— ACTIVITY —
If a line in the data below contains the word "value", copy it out.

++++++

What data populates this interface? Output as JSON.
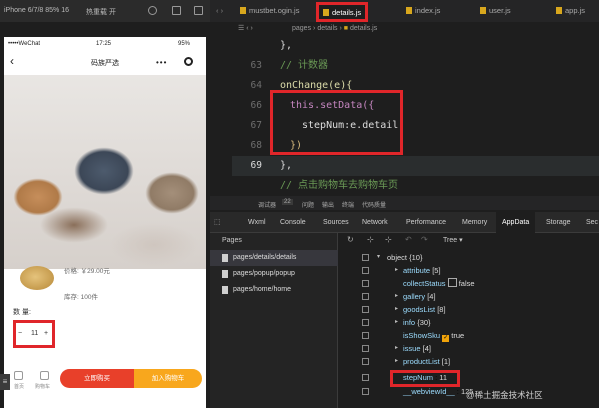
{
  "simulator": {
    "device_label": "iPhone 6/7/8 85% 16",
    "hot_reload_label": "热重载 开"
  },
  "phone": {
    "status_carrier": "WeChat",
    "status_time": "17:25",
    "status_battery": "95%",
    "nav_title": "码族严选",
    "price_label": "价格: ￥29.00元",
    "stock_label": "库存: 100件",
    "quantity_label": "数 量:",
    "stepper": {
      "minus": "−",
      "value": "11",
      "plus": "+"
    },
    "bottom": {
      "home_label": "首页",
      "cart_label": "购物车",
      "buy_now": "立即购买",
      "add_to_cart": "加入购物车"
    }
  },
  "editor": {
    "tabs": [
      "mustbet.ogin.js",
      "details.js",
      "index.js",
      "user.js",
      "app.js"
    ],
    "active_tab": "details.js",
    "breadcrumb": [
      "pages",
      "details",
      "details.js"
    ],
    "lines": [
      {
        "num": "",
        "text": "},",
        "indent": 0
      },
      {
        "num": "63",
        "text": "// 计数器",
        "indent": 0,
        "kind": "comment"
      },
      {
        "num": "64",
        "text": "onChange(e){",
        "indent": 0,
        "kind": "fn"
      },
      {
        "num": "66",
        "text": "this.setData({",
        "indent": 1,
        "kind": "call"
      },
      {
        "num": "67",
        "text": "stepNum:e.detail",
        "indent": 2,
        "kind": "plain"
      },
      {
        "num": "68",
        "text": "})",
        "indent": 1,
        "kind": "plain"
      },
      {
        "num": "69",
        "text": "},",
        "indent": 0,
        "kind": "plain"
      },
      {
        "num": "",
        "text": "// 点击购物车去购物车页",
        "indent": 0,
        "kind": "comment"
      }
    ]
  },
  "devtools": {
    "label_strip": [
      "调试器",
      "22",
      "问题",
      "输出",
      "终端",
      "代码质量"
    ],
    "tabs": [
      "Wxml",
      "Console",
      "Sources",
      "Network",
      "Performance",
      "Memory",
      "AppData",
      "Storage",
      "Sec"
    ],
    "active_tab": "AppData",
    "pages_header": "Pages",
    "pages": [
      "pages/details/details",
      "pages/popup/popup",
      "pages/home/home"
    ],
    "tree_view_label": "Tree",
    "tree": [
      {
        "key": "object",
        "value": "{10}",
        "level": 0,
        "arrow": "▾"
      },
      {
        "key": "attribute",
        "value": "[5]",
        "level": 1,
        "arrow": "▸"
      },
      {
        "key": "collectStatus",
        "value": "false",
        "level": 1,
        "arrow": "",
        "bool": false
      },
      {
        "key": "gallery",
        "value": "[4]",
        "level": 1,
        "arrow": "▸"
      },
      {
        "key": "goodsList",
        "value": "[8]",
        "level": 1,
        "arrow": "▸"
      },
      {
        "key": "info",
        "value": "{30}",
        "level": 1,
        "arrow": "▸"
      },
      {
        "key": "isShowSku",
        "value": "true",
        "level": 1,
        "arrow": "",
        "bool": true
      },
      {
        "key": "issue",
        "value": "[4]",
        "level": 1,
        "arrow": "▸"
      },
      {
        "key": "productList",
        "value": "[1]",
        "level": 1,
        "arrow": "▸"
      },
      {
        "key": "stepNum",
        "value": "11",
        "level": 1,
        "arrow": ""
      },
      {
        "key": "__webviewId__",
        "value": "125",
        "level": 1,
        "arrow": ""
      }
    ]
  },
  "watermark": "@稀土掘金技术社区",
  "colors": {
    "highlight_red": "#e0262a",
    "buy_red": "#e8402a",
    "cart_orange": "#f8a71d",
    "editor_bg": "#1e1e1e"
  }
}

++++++

— RESPONSE BELOW —
      "value": "11",
        "value": "{10}",
        "value": "[5]",
        "value": "false",
        "value": "[4]",
        "value": "[8]",
        "value": "{30}",
        "value": "true",
        "value": "[4]",
        "value": "[1]",
        "value": "11",
        "value": "125",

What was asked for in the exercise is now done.